This page includes guidance for clergy and parishes on the novel Coronavirus, now named Covid-19.
Though there are very few cases of the virus confirmed in the UK, we know many people are feeling very anxious, and there have been several requests for guidance on administering Holy Communion.
General guidance is given below. Please note that the Church of England is not presently recommending suspending the chalice at Holy Communion, as happened with the outbreak of swine flu in 2009. That followed advice from the Department of Health not to share common vessels. No such advice has been issued in this case so far. The threat posed by COVID-19 has been assessed by the Chief Medical Officer as ‘moderate’. This permits the Government to plan for all eventualities. The risk to individuals remains low.
If that changes as the situation in the UK progresses, then clergy will be notified and this advice updated accordingly.
The global picture
The World Health Organisation has declared that this is a public health emergency of international concern; the UK government is closely monitoring the spread of the Coronavirus and is taking action at home and abroad. The risk to the public is currently set at moderate so that the government can plan for all eventualities. However, the risk to individuals remains low and comprehensive plans to quarantine and treat those affected are in place.
Any change to this public health advice will be published at www.gov.uk/coronavirus
While it is our faith that the sacraments are means of grace and not of sickness, they are physically ministered, and we should take physical care. As well as the specific concern about Covid-19, this advice is generally applicable for all infectious disease.
- Wash Hands: Priests presiding at the Eucharist, communion administrators and servers are reminded to wash hands. We strongly advise the use of hand sanitisers immediately before the Preparation of the Table and Eucharistic prayer.
- Do not intinct: Because hands can be as much a source of pathogens as lips, intinction is no safer than drinking and can introduce germs into the cup.
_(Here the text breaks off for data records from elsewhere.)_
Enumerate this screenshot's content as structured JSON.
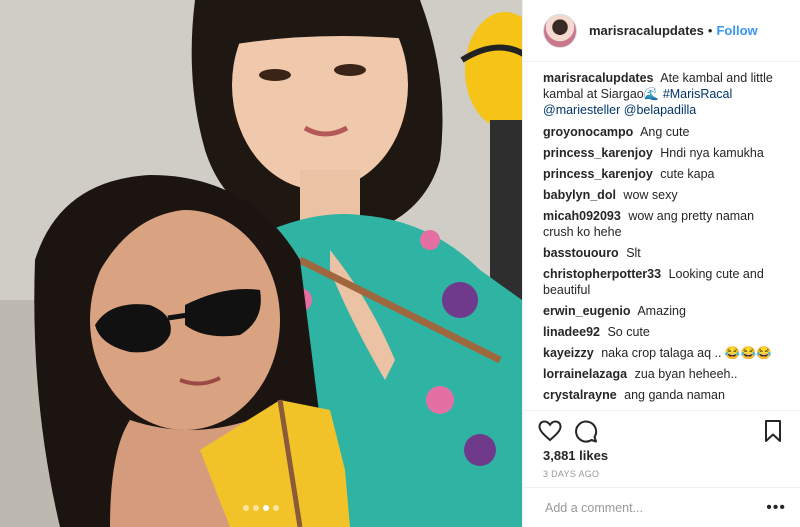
{
  "post": {
    "username": "marisracalupdates",
    "separator": "•",
    "follow_label": "Follow",
    "caption": {
      "user": "marisracalupdates",
      "text": "Ate kambal and little kambal at Siargao🌊",
      "hashtag": "#MarisRacal",
      "mentions": "@mariesteller @belapadilla"
    },
    "comments": [
      {
        "user": "groyonocampo",
        "text": "Ang cute"
      },
      {
        "user": "princess_karenjoy",
        "text": "Hndi nya kamukha"
      },
      {
        "user": "princess_karenjoy",
        "text": "cute kapa"
      },
      {
        "user": "babylyn_dol",
        "text": "wow sexy"
      },
      {
        "user": "micah092093",
        "text": "wow ang pretty naman crush ko hehe"
      },
      {
        "user": "basstououro",
        "text": "Slt"
      },
      {
        "user": "christopherpotter33",
        "text": "Looking cute and beautiful"
      },
      {
        "user": "erwin_eugenio",
        "text": "Amazing"
      },
      {
        "user": "linadee92",
        "text": "So cute"
      },
      {
        "user": "kayeizzy",
        "text": "naka crop talaga aq .. 😂😂😂"
      },
      {
        "user": "lorrainelazaga",
        "text": "zua byan heheeh.."
      },
      {
        "user": "crystalrayne",
        "text": "ang ganda naman"
      }
    ],
    "likes": "3,881 likes",
    "time": "3 DAYS AGO",
    "add_comment_placeholder": "Add a comment...",
    "more_label": "•••",
    "carousel": {
      "count": 4,
      "active": 3
    }
  },
  "icons": {
    "like": "heart-icon",
    "comment": "comment-icon",
    "save": "bookmark-icon"
  }
}
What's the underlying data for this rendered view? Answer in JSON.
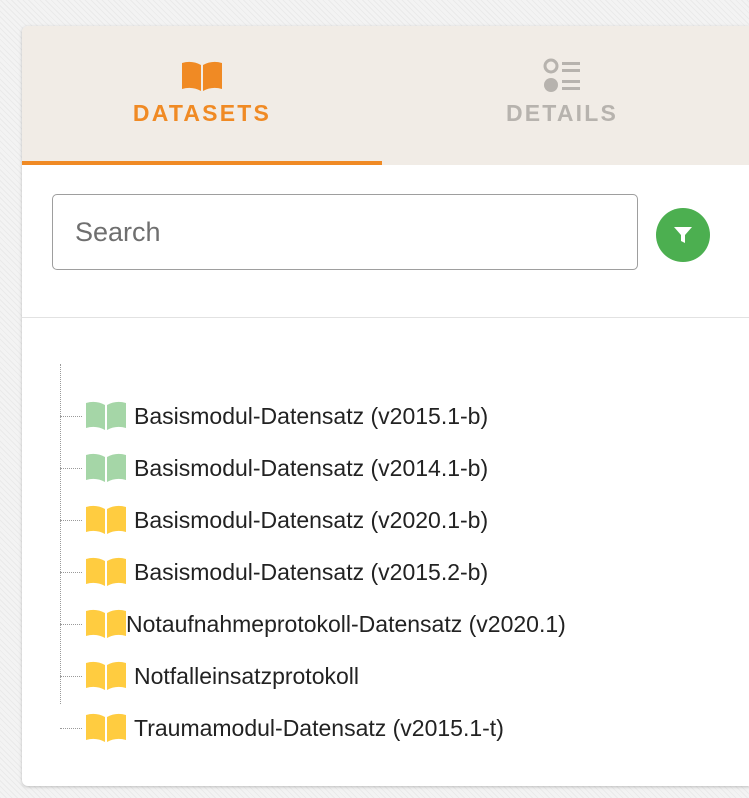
{
  "tabs": [
    {
      "label": "DATASETS",
      "icon": "open-book-icon",
      "active": true
    },
    {
      "label": "DETAILS",
      "icon": "list-details-icon",
      "active": false
    }
  ],
  "search": {
    "placeholder": "Search",
    "value": ""
  },
  "filter": {
    "icon": "filter-icon"
  },
  "colors": {
    "accent": "#f08a24",
    "tab_background": "#f1ece6",
    "tab_inactive": "#b7b3ae",
    "filter_button": "#4caf50",
    "book_green": "#a5d6a7",
    "book_yellow": "#ffcc40"
  },
  "tree": {
    "items": [
      {
        "name": "Basismodul-Datensatz (v2015.1-b)",
        "icon": "green-book-icon"
      },
      {
        "name": "Basismodul-Datensatz (v2014.1-b)",
        "icon": "green-book-icon"
      },
      {
        "name": "Basismodul-Datensatz (v2020.1-b)",
        "icon": "yellow-book-icon"
      },
      {
        "name": "Basismodul-Datensatz (v2015.2-b)",
        "icon": "yellow-book-icon"
      },
      {
        "name": "Notaufnahmeprotokoll-Datensatz (v2020.1)",
        "icon": "yellow-book-icon"
      },
      {
        "name": "Notfalleinsatzprotokoll",
        "icon": "yellow-book-icon"
      },
      {
        "name": "Traumamodul-Datensatz (v2015.1-t)",
        "icon": "yellow-book-icon"
      }
    ]
  }
}
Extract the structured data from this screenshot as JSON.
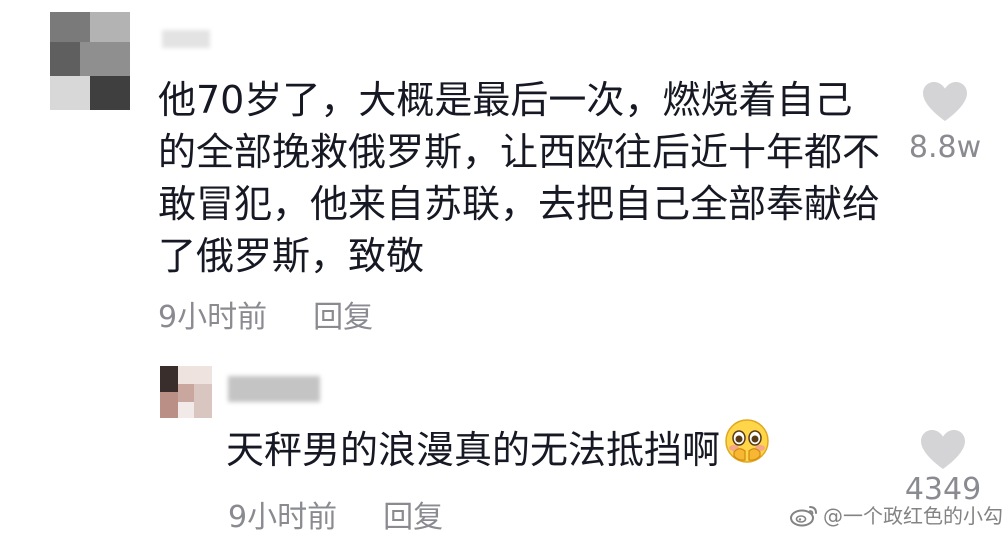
{
  "comment": {
    "text_lines": [
      "他70岁了，大概是最后一次，燃烧着自己",
      "的全部挽救俄罗斯，让西欧往后近十年都不",
      "敢冒犯，他来自苏联，去把自己全部奉献给",
      "了俄罗斯，致敬"
    ],
    "time": "9小时前",
    "reply_label": "回复",
    "likes": "8.8w",
    "like_icon": "heart-icon"
  },
  "reply": {
    "text": "天秤男的浪漫真的无法抵挡啊",
    "emoji_icon": "blushing-face-emoji",
    "time": "9小时前",
    "reply_label": "回复",
    "likes": "4349",
    "like_icon": "heart-icon"
  },
  "watermark": {
    "icon": "weibo-logo",
    "text": "@一个政红色的小勾"
  },
  "colors": {
    "text": "#161823",
    "meta": "#8a8b91",
    "heart": "#d4d4d6"
  }
}
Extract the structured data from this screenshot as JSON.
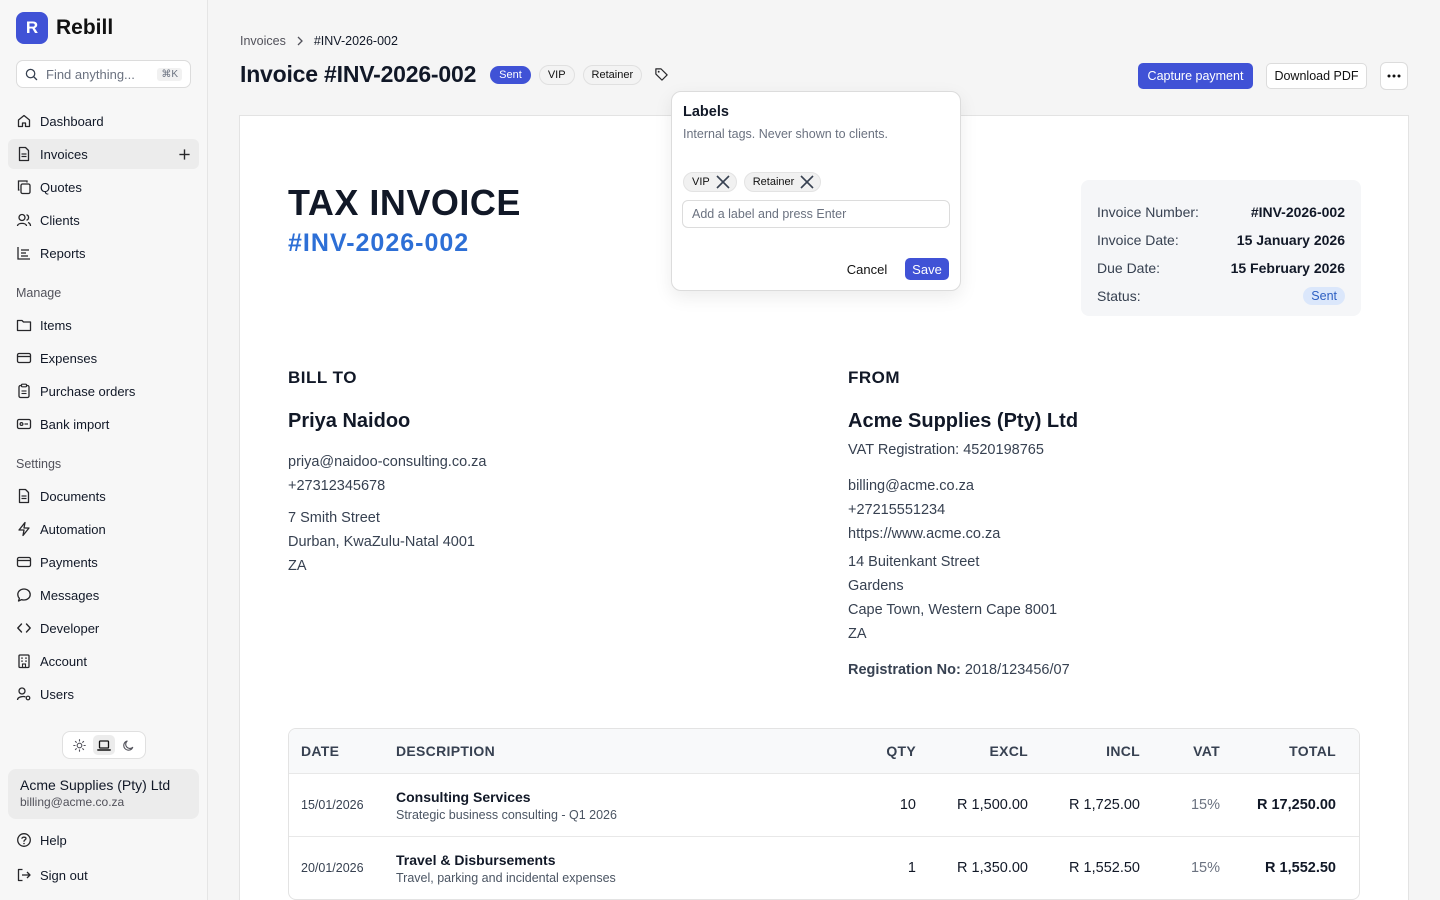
{
  "brand": {
    "logo_letter": "R",
    "name": "Rebill"
  },
  "search": {
    "placeholder": "Find anything...",
    "shortcut": "⌘K"
  },
  "nav": {
    "main": [
      {
        "label": "Dashboard",
        "icon": "home-icon"
      },
      {
        "label": "Invoices",
        "icon": "document-icon",
        "active": true
      },
      {
        "label": "Quotes",
        "icon": "copy-icon"
      },
      {
        "label": "Clients",
        "icon": "users-icon"
      },
      {
        "label": "Reports",
        "icon": "chart-icon"
      }
    ],
    "manage_label": "Manage",
    "manage": [
      {
        "label": "Items",
        "icon": "folder-icon"
      },
      {
        "label": "Expenses",
        "icon": "card-icon"
      },
      {
        "label": "Purchase orders",
        "icon": "clipboard-icon"
      },
      {
        "label": "Bank import",
        "icon": "bank-icon"
      }
    ],
    "settings_label": "Settings",
    "settings": [
      {
        "label": "Documents",
        "icon": "document-icon"
      },
      {
        "label": "Automation",
        "icon": "bolt-icon"
      },
      {
        "label": "Payments",
        "icon": "card-icon"
      },
      {
        "label": "Messages",
        "icon": "chat-icon"
      },
      {
        "label": "Developer",
        "icon": "code-icon"
      },
      {
        "label": "Account",
        "icon": "building-icon"
      },
      {
        "label": "Users",
        "icon": "user-key-icon"
      }
    ],
    "help": "Help",
    "sign_out": "Sign out"
  },
  "account": {
    "name": "Acme Supplies (Pty) Ltd",
    "email": "billing@acme.co.za"
  },
  "breadcrumb": {
    "parent": "Invoices",
    "current": "#INV-2026-002"
  },
  "header": {
    "title": "Invoice #INV-2026-002",
    "status": "Sent",
    "tags": [
      "VIP",
      "Retainer"
    ],
    "capture_payment": "Capture payment",
    "download_pdf": "Download PDF"
  },
  "labels_popover": {
    "title": "Labels",
    "subtitle": "Internal tags. Never shown to clients.",
    "chips": [
      "VIP",
      "Retainer"
    ],
    "input_placeholder": "Add a label and press Enter",
    "cancel": "Cancel",
    "save": "Save"
  },
  "invoice": {
    "heading": "TAX INVOICE",
    "number": "#INV-2026-002",
    "meta": {
      "number_label": "Invoice Number:",
      "number_value": "#INV-2026-002",
      "date_label": "Invoice Date:",
      "date_value": "15 January 2026",
      "due_label": "Due Date:",
      "due_value": "15 February 2026",
      "status_label": "Status:",
      "status_value": "Sent"
    },
    "bill_to": {
      "heading": "BILL TO",
      "name": "Priya Naidoo",
      "email": "priya@naidoo-consulting.co.za",
      "phone": "+27312345678",
      "address": [
        "7 Smith Street",
        "Durban, KwaZulu-Natal 4001",
        "ZA"
      ]
    },
    "from": {
      "heading": "FROM",
      "name": "Acme Supplies (Pty) Ltd",
      "vat": "VAT Registration: 4520198765",
      "email": "billing@acme.co.za",
      "phone": "+27215551234",
      "website": "https://www.acme.co.za",
      "address": [
        "14 Buitenkant Street",
        "Gardens",
        "Cape Town, Western Cape 8001",
        "ZA"
      ],
      "reg_label": "Registration No:",
      "reg_value": "2018/123456/07"
    },
    "table": {
      "headers": {
        "date": "DATE",
        "description": "DESCRIPTION",
        "qty": "QTY",
        "excl": "EXCL",
        "incl": "INCL",
        "vat": "VAT",
        "total": "TOTAL"
      },
      "rows": [
        {
          "date": "15/01/2026",
          "title": "Consulting Services",
          "sub": "Strategic business consulting - Q1 2026",
          "qty": "10",
          "excl": "R 1,500.00",
          "incl": "R 1,725.00",
          "vat": "15%",
          "total": "R 17,250.00"
        },
        {
          "date": "20/01/2026",
          "title": "Travel & Disbursements",
          "sub": "Travel, parking and incidental expenses",
          "qty": "1",
          "excl": "R 1,350.00",
          "incl": "R 1,552.50",
          "vat": "15%",
          "total": "R 1,552.50"
        }
      ]
    }
  },
  "colors": {
    "accent": "#4052d6",
    "invoice_number": "#2d6fd6",
    "status_pill_bg": "#dbe7fb"
  }
}
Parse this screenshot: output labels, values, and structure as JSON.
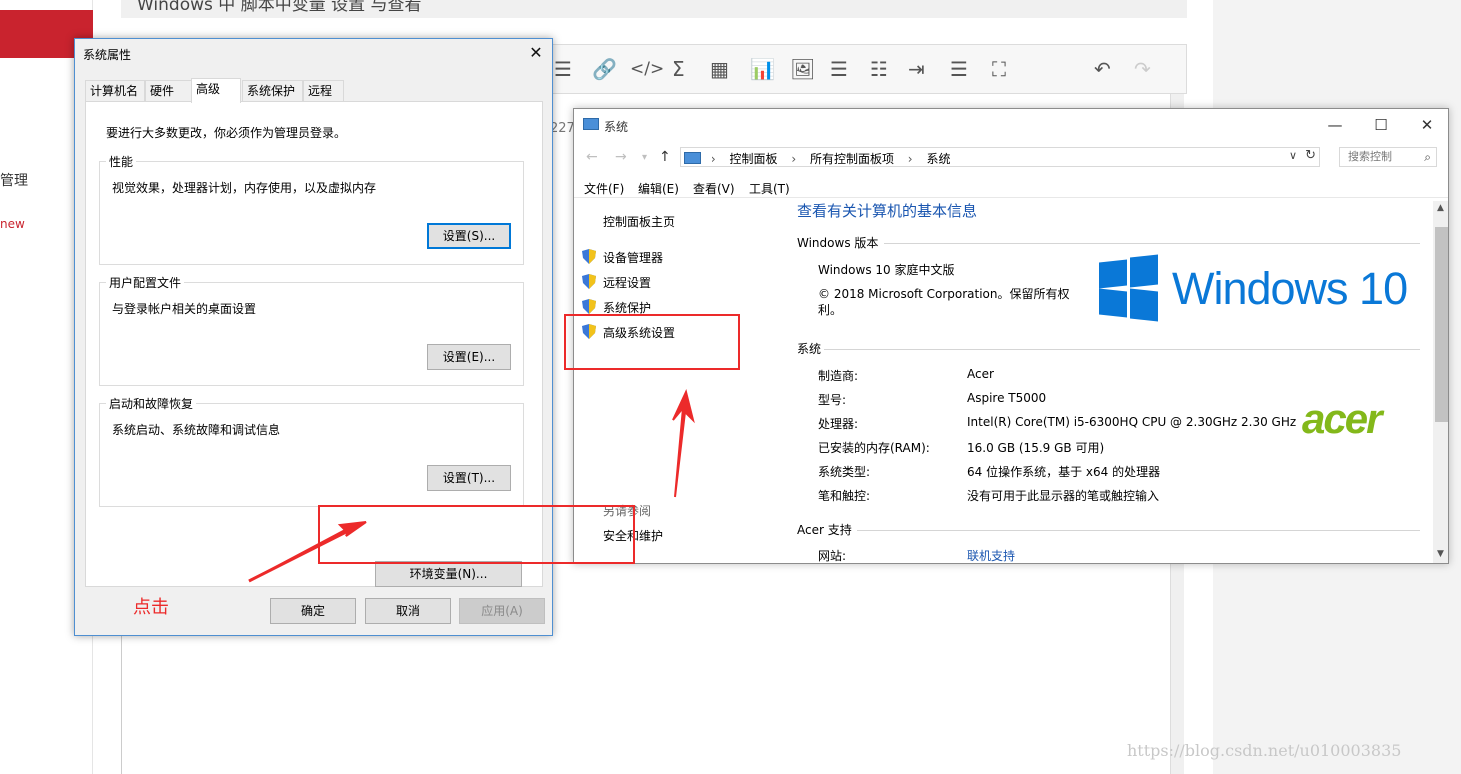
{
  "background": {
    "title": "Windows 中 脚本中变量 设置 与查看",
    "left_text_manage": "管理",
    "left_text_new": "new",
    "editor_number": "227",
    "watermark": "https://blog.csdn.net/u010003835"
  },
  "sysprops": {
    "title": "系统属性",
    "tabs": [
      "计算机名",
      "硬件",
      "高级",
      "系统保护",
      "远程"
    ],
    "note": "要进行大多数更改，你必须作为管理员登录。",
    "groups": [
      {
        "label": "性能",
        "desc": "视觉效果，处理器计划，内存使用，以及虚拟内存",
        "button": "设置(S)..."
      },
      {
        "label": "用户配置文件",
        "desc": "与登录帐户相关的桌面设置",
        "button": "设置(E)..."
      },
      {
        "label": "启动和故障恢复",
        "desc": "系统启动、系统故障和调试信息",
        "button": "设置(T)..."
      }
    ],
    "env_button": "环境变量(N)...",
    "ok": "确定",
    "cancel": "取消",
    "apply": "应用(A)"
  },
  "syswin": {
    "title": "系统",
    "breadcrumb": [
      "控制面板",
      "所有控制面板项",
      "系统"
    ],
    "search_placeholder": "搜索控制",
    "menu": [
      "文件(F)",
      "编辑(E)",
      "查看(V)",
      "工具(T)"
    ],
    "nav_home": "控制面板主页",
    "nav_items": [
      "设备管理器",
      "远程设置",
      "系统保护",
      "高级系统设置"
    ],
    "see_also": "另请参阅",
    "security": "安全和维护",
    "heading": "查看有关计算机的基本信息",
    "edition_title": "Windows 版本",
    "edition": "Windows 10 家庭中文版",
    "copyright": "© 2018 Microsoft Corporation。保留所有权利。",
    "windows_logo_text": "Windows 10",
    "system_title": "系统",
    "rows": [
      {
        "label": "制造商:",
        "value": "Acer"
      },
      {
        "label": "型号:",
        "value": "Aspire T5000"
      },
      {
        "label": "处理器:",
        "value": "Intel(R) Core(TM) i5-6300HQ CPU @ 2.30GHz   2.30 GHz"
      },
      {
        "label": "已安装的内存(RAM):",
        "value": "16.0 GB (15.9 GB 可用)"
      },
      {
        "label": "系统类型:",
        "value": "64 位操作系统，基于 x64 的处理器"
      },
      {
        "label": "笔和触控:",
        "value": "没有可用于此显示器的笔或触控输入"
      }
    ],
    "support_title": "Acer 支持",
    "website_label": "网站:",
    "website_value": "联机支持",
    "brand_logo_text": "acer"
  },
  "annotation": {
    "click_label": "点击"
  },
  "colors": {
    "annotation_red": "#ec2a2a",
    "link_blue": "#1a56b0",
    "windows_blue": "#0a78d7",
    "acer_green": "#83b81a"
  }
}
Intinction (dipping the bread into the wine) can also threaten those with certain immune or allergic conditions. For instance, those with gluten intolerance for whom traces of gluten can be hazardous are at greater risk when other communicants have dipped their communion wafer into the wine.
- Consider receiving Holy Communion in one Kind: It is Anglican teaching that to receive the sacrament in one kind only (ie. just the bread) is to receive the sacrament in its entirety. The celebrant should always receive from the Chalice. Should a communicant feel ill or not wish to drink from the chalice then he or she ought to receive the consecrated bread alone. There is no need at this stage to cease offering the chalice to the congregation.
- The Peace: At this time there is no need to refrain from sharing the Peace, though it should be remembered that the Peace can be shared without physical contact. If the virus spreads widely, then further advice on this may be issued.
- Visiting: Pastoral visitors to homes and hospitals should observe all precautions in personal hygiene before and after such visits.
Prayer: Lord, we pray for those infected by the coronavirus in China and around the world, for those who care for them, for health specialists and the authorities who are working to halt the spread of infection, and for all who at this time are feeling anxious, especially those with friends and family in China.